You will be extremely well supported and the placement register is invaluable for emerging games practitioners to gain first-time experience. It is never "too late” to become interested in pursuing a career in games. Applications are treated very fairly and I think anyone who is interested in a career in games but isn’t sure where to start—no matter your level of professional experience—should consider applying.
By creating this opportunity, VicScreen has given me the ability to actually begin working in an industry that I previously believed would be impossible to get into, without having prior experience or connections. I am very grateful for the support from VicScreen to begin a career I have always been interested in pursuing, in a field that I can genuinely say that I love.
Why did you choose to work in the games industry?
I’ve always been a very creative person. I’ve have loved writing and storytelling for as long as I can remember. Playing video games in particular was great for escapism while growing up, and I’m sure a lot of people can relate to that.
As somebody who is neurodivergent and queer, being able to immerse myself in a rich world that was so different to what I knew and let me be an influential part of a story where I felt at home, accepted, and understood was important to me in ways I didn’t fully realise until I was much older.
While working in the games industry is amazing for reasons that would take me a long time to fully explain and I could genuinely go on about it forever, most importantly I think is that I have always wanted to give back that feeling I got from playing those games as an introverted youth.
Tell us about the creativity inside Summerfall Studios. Have you been inspired by the people working around you?
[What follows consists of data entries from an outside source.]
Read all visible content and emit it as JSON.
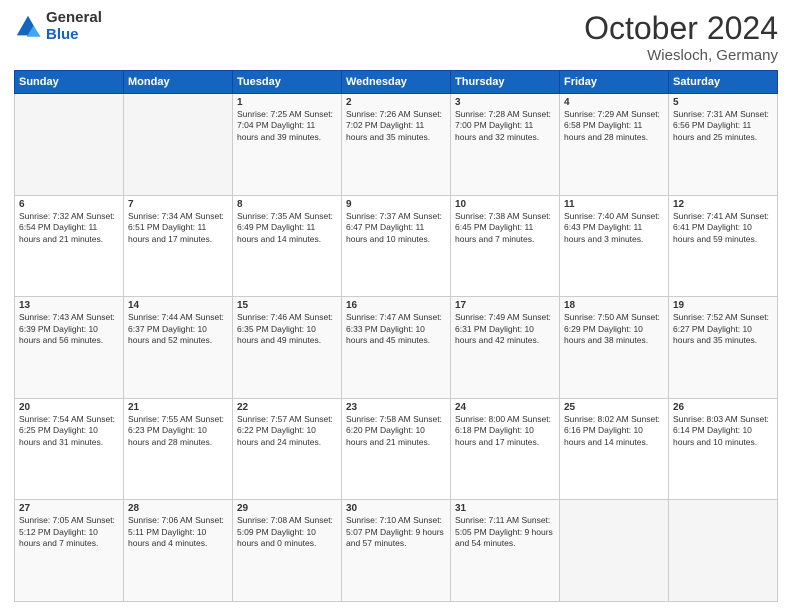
{
  "logo": {
    "general": "General",
    "blue": "Blue"
  },
  "header": {
    "title": "October 2024",
    "location": "Wiesloch, Germany"
  },
  "days": [
    "Sunday",
    "Monday",
    "Tuesday",
    "Wednesday",
    "Thursday",
    "Friday",
    "Saturday"
  ],
  "weeks": [
    [
      {
        "day": "",
        "info": ""
      },
      {
        "day": "",
        "info": ""
      },
      {
        "day": "1",
        "info": "Sunrise: 7:25 AM\nSunset: 7:04 PM\nDaylight: 11 hours\nand 39 minutes."
      },
      {
        "day": "2",
        "info": "Sunrise: 7:26 AM\nSunset: 7:02 PM\nDaylight: 11 hours\nand 35 minutes."
      },
      {
        "day": "3",
        "info": "Sunrise: 7:28 AM\nSunset: 7:00 PM\nDaylight: 11 hours\nand 32 minutes."
      },
      {
        "day": "4",
        "info": "Sunrise: 7:29 AM\nSunset: 6:58 PM\nDaylight: 11 hours\nand 28 minutes."
      },
      {
        "day": "5",
        "info": "Sunrise: 7:31 AM\nSunset: 6:56 PM\nDaylight: 11 hours\nand 25 minutes."
      }
    ],
    [
      {
        "day": "6",
        "info": "Sunrise: 7:32 AM\nSunset: 6:54 PM\nDaylight: 11 hours\nand 21 minutes."
      },
      {
        "day": "7",
        "info": "Sunrise: 7:34 AM\nSunset: 6:51 PM\nDaylight: 11 hours\nand 17 minutes."
      },
      {
        "day": "8",
        "info": "Sunrise: 7:35 AM\nSunset: 6:49 PM\nDaylight: 11 hours\nand 14 minutes."
      },
      {
        "day": "9",
        "info": "Sunrise: 7:37 AM\nSunset: 6:47 PM\nDaylight: 11 hours\nand 10 minutes."
      },
      {
        "day": "10",
        "info": "Sunrise: 7:38 AM\nSunset: 6:45 PM\nDaylight: 11 hours\nand 7 minutes."
      },
      {
        "day": "11",
        "info": "Sunrise: 7:40 AM\nSunset: 6:43 PM\nDaylight: 11 hours\nand 3 minutes."
      },
      {
        "day": "12",
        "info": "Sunrise: 7:41 AM\nSunset: 6:41 PM\nDaylight: 10 hours\nand 59 minutes."
      }
    ],
    [
      {
        "day": "13",
        "info": "Sunrise: 7:43 AM\nSunset: 6:39 PM\nDaylight: 10 hours\nand 56 minutes."
      },
      {
        "day": "14",
        "info": "Sunrise: 7:44 AM\nSunset: 6:37 PM\nDaylight: 10 hours\nand 52 minutes."
      },
      {
        "day": "15",
        "info": "Sunrise: 7:46 AM\nSunset: 6:35 PM\nDaylight: 10 hours\nand 49 minutes."
      },
      {
        "day": "16",
        "info": "Sunrise: 7:47 AM\nSunset: 6:33 PM\nDaylight: 10 hours\nand 45 minutes."
      },
      {
        "day": "17",
        "info": "Sunrise: 7:49 AM\nSunset: 6:31 PM\nDaylight: 10 hours\nand 42 minutes."
      },
      {
        "day": "18",
        "info": "Sunrise: 7:50 AM\nSunset: 6:29 PM\nDaylight: 10 hours\nand 38 minutes."
      },
      {
        "day": "19",
        "info": "Sunrise: 7:52 AM\nSunset: 6:27 PM\nDaylight: 10 hours\nand 35 minutes."
      }
    ],
    [
      {
        "day": "20",
        "info": "Sunrise: 7:54 AM\nSunset: 6:25 PM\nDaylight: 10 hours\nand 31 minutes."
      },
      {
        "day": "21",
        "info": "Sunrise: 7:55 AM\nSunset: 6:23 PM\nDaylight: 10 hours\nand 28 minutes."
      },
      {
        "day": "22",
        "info": "Sunrise: 7:57 AM\nSunset: 6:22 PM\nDaylight: 10 hours\nand 24 minutes."
      },
      {
        "day": "23",
        "info": "Sunrise: 7:58 AM\nSunset: 6:20 PM\nDaylight: 10 hours\nand 21 minutes."
      },
      {
        "day": "24",
        "info": "Sunrise: 8:00 AM\nSunset: 6:18 PM\nDaylight: 10 hours\nand 17 minutes."
      },
      {
        "day": "25",
        "info": "Sunrise: 8:02 AM\nSunset: 6:16 PM\nDaylight: 10 hours\nand 14 minutes."
      },
      {
        "day": "26",
        "info": "Sunrise: 8:03 AM\nSunset: 6:14 PM\nDaylight: 10 hours\nand 10 minutes."
      }
    ],
    [
      {
        "day": "27",
        "info": "Sunrise: 7:05 AM\nSunset: 5:12 PM\nDaylight: 10 hours\nand 7 minutes."
      },
      {
        "day": "28",
        "info": "Sunrise: 7:06 AM\nSunset: 5:11 PM\nDaylight: 10 hours\nand 4 minutes."
      },
      {
        "day": "29",
        "info": "Sunrise: 7:08 AM\nSunset: 5:09 PM\nDaylight: 10 hours\nand 0 minutes."
      },
      {
        "day": "30",
        "info": "Sunrise: 7:10 AM\nSunset: 5:07 PM\nDaylight: 9 hours\nand 57 minutes."
      },
      {
        "day": "31",
        "info": "Sunrise: 7:11 AM\nSunset: 5:05 PM\nDaylight: 9 hours\nand 54 minutes."
      },
      {
        "day": "",
        "info": ""
      },
      {
        "day": "",
        "info": ""
      }
    ]
  ]
}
David’s previous work like Playing Dragon Age: Origins was a very big influence on me when I was in high school and it’s how I discovered how artful games storytelling can be. That admiration extends to the entire team—everyone at Summerfall is ridiculously artistic, skilful and knowledgeable people, and because it’s an environment that really fosters and celebrates creativity, you feel inspired by the work of the people around you.
What does the Summerfall Studios team do for team morale and connection?
Without a doubt, Summerfall is one of the most supportive work environments I have ever been a part of. Making Stray Gods has really been a labour of love for everyone involved, and it’s such a huge collaborative effort that has been incredible to be involved with.
What sets Summerfall Studios apart from other small-to-medium sized games studios?
From day one, coming to Summerfall felt like coming into a space where you were all friends working on something cool together. It was made very clear from the start that you were in an environment where you were valued, everyone was there to help you grow and support you. Even though you were coming onto a project that had been in development for a while, you were never made to feel like you were an outsider coming in. I think the strong, uplifting, positive community that Summerfall welcomes you with and has built for itself definitely sets it apart from other studios. I genuinely believe it will continue to develop into something really special over time.
If you are an early-career games practitioner looking to gain valuable hands-on experience, check out VicScreen’s Skills Development program here.
Stray Gods: The Roleplaying Musical is slated to release on PC and can be wishlisted on Steam.